(What the exercise asks) Copy every record below exactly as written, but leave out the pictures.

(Information supplied)
········
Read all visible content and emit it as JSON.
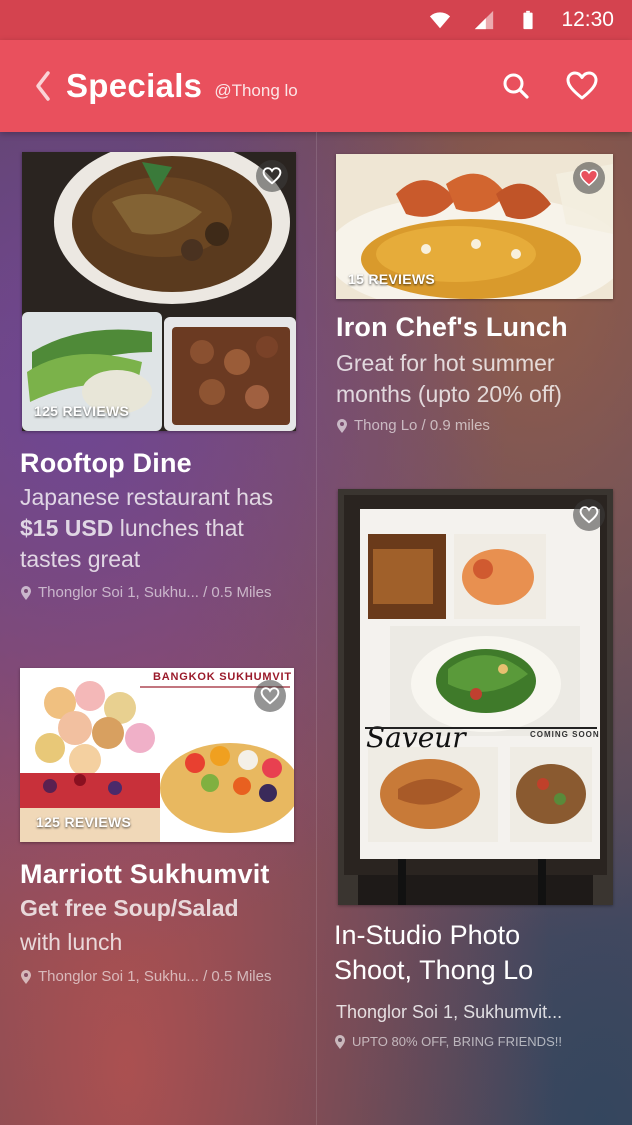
{
  "status_bar": {
    "time": "12:30"
  },
  "app_bar": {
    "title": "Specials",
    "subtitle": "@Thong lo"
  },
  "cards": [
    {
      "reviews": "125 REVIEWS",
      "title": "Rooftop Dine",
      "desc_pre": "Japanese restaurant has ",
      "desc_bold": "$15 USD",
      "desc_post": " lunches that tastes great",
      "location": "Thonglor Soi 1, Sukhu... / 0.5 Miles",
      "favorited": false
    },
    {
      "reviews": "15 REVIEWS",
      "title": "Iron Chef's Lunch",
      "desc": "Great for hot summer months (upto 20% off)",
      "location": "Thong Lo / 0.9 miles",
      "favorited": true
    },
    {
      "reviews": "125 REVIEWS",
      "banner_text": "BANGKOK SUKHUMVIT",
      "title": "Marriott Sukhumvit",
      "desc_line1": "Get free Soup/Salad",
      "desc_line2": "with lunch",
      "location": "Thonglor Soi 1, Sukhu... / 0.5 Miles",
      "favorited": false
    },
    {
      "title": "In-Studio Photo Shoot, Thong Lo",
      "subtitle": "Thonglor Soi 1, Sukhumvit...",
      "location": "UPTO 80% OFF, BRING FRIENDS!!",
      "poster_logo": "Saveur",
      "poster_tag": "COMING SOON",
      "favorited": false
    }
  ],
  "colors": {
    "status_bar": "#d4434f",
    "app_bar": "#e9505d",
    "heart_active": "#e9505d"
  },
  "icons": [
    "wifi-icon",
    "signal-icon",
    "battery-icon",
    "back-chevron-icon",
    "search-icon",
    "heart-outline-icon",
    "heart-filled-icon",
    "location-pin-icon"
  ]
}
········
(Response)
Read all visible content and emit it as JSON.
{
  "status_bar": {
    "time": "12:30"
  },
  "app_bar": {
    "title": "Specials",
    "subtitle": "@Thong lo"
  },
  "cards": [
    {
      "reviews": "125 REVIEWS",
      "title": "Rooftop Dine",
      "desc_pre": "Japanese restaurant has ",
      "desc_bold": "$15 USD",
      "desc_post": " lunches that tastes great",
      "location": "Thonglor Soi 1, Sukhu... / 0.5 Miles",
      "favorited": false
    },
    {
      "reviews": "15 REVIEWS",
      "title": "Iron Chef's Lunch",
      "desc": "Great for hot summer months (upto 20% off)",
      "location": "Thong Lo / 0.9 miles",
      "favorited": true
    },
    {
      "reviews": "125 REVIEWS",
      "banner_text": "BANGKOK SUKHUMVIT",
      "title": "Marriott Sukhumvit",
      "desc_line1": "Get free Soup/Salad",
      "desc_line2": "with lunch",
      "location": "Thonglor Soi 1, Sukhu... / 0.5 Miles",
      "favorited": false
    },
    {
      "title": "In-Studio Photo Shoot, Thong Lo",
      "subtitle": "Thonglor Soi 1, Sukhumvit...",
      "location": "UPTO 80% OFF, BRING FRIENDS!!",
      "poster_logo": "Saveur",
      "poster_tag": "COMING SOON",
      "favorited": false
    }
  ],
  "colors": {
    "status_bar": "#d4434f",
    "app_bar": "#e9505d",
    "heart_active": "#e9505d"
  },
  "icons": [
    "wifi-icon",
    "signal-icon",
    "battery-icon",
    "back-chevron-icon",
    "search-icon",
    "heart-outline-icon",
    "heart-filled-icon",
    "location-pin-icon"
  ]
}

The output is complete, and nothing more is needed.